▸ Task directions
Could you restate the entries below word for word and leave out the pictures?

*** Records for the exercise Section Begins ***

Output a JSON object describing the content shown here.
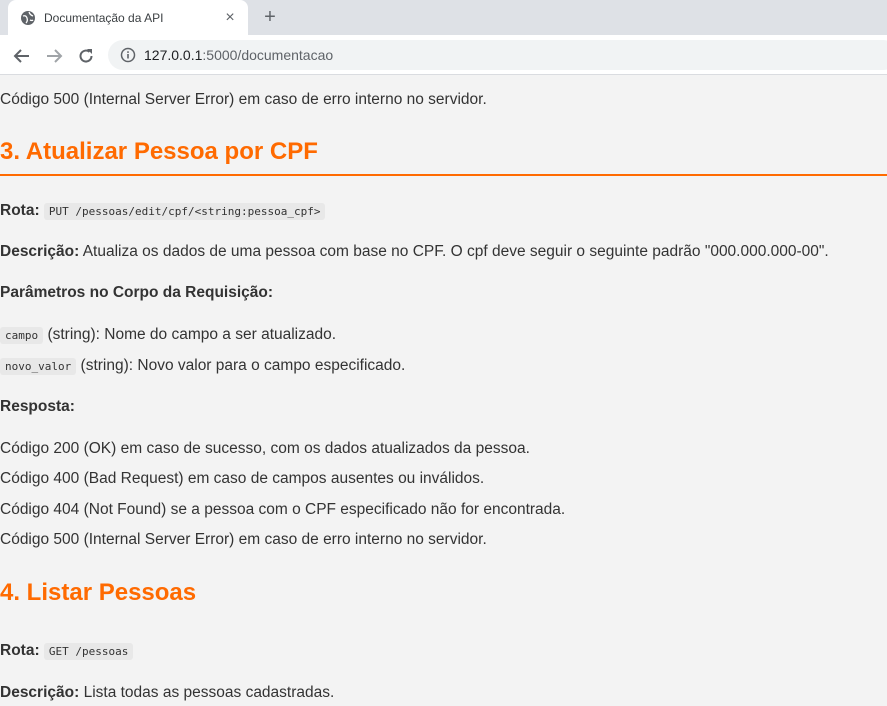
{
  "browser": {
    "tab_title": "Documentação da API",
    "new_tab": "+",
    "close": "×",
    "url_host": "127.0.0.1",
    "url_path": ":5000/documentacao"
  },
  "content": {
    "top_line": "Código 500 (Internal Server Error) em caso de erro interno no servidor.",
    "section3": {
      "title": "3. Atualizar Pessoa por CPF",
      "route_label": "Rota:",
      "route": "PUT /pessoas/edit/cpf/<string:pessoa_cpf>",
      "desc_label": "Descrição:",
      "desc": "Atualiza os dados de uma pessoa com base no CPF. O cpf deve seguir o seguinte padrão \"000.000.000-00\".",
      "params_label": "Parâmetros no Corpo da Requisição:",
      "params": [
        {
          "name": "campo",
          "text": "(string): Nome do campo a ser atualizado."
        },
        {
          "name": "novo_valor",
          "text": "(string): Novo valor para o campo especificado."
        }
      ],
      "response_label": "Resposta:",
      "responses": [
        "Código 200 (OK) em caso de sucesso, com os dados atualizados da pessoa.",
        "Código 400 (Bad Request) em caso de campos ausentes ou inválidos.",
        "Código 404 (Not Found) se a pessoa com o CPF especificado não for encontrada.",
        "Código 500 (Internal Server Error) em caso de erro interno no servidor."
      ]
    },
    "section4": {
      "title": "4. Listar Pessoas",
      "route_label": "Rota:",
      "route": "GET /pessoas",
      "desc_label": "Descrição:",
      "desc": "Lista todas as pessoas cadastradas."
    }
  },
  "colors": {
    "accent": "#ff6a00",
    "background": "#f3f3f3"
  }
}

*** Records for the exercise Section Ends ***

▸ Result below
Output a JSON object describing the content shown here.
{
  "browser": {
    "tab_title": "Documentação da API",
    "new_tab": "+",
    "close": "×",
    "url_host": "127.0.0.1",
    "url_path": ":5000/documentacao"
  },
  "content": {
    "top_line": "Código 500 (Internal Server Error) em caso de erro interno no servidor.",
    "section3": {
      "title": "3. Atualizar Pessoa por CPF",
      "route_label": "Rota:",
      "route": "PUT /pessoas/edit/cpf/<string:pessoa_cpf>",
      "desc_label": "Descrição:",
      "desc": "Atualiza os dados de uma pessoa com base no CPF. O cpf deve seguir o seguinte padrão \"000.000.000-00\".",
      "params_label": "Parâmetros no Corpo da Requisição:",
      "params": [
        {
          "name": "campo",
          "text": "(string): Nome do campo a ser atualizado."
        },
        {
          "name": "novo_valor",
          "text": "(string): Novo valor para o campo especificado."
        }
      ],
      "response_label": "Resposta:",
      "responses": [
        "Código 200 (OK) em caso de sucesso, com os dados atualizados da pessoa.",
        "Código 400 (Bad Request) em caso de campos ausentes ou inválidos.",
        "Código 404 (Not Found) se a pessoa com o CPF especificado não for encontrada.",
        "Código 500 (Internal Server Error) em caso de erro interno no servidor."
      ]
    },
    "section4": {
      "title": "4. Listar Pessoas",
      "route_label": "Rota:",
      "route": "GET /pessoas",
      "desc_label": "Descrição:",
      "desc": "Lista todas as pessoas cadastradas."
    }
  },
  "colors": {
    "accent": "#ff6a00",
    "background": "#f3f3f3"
  }
}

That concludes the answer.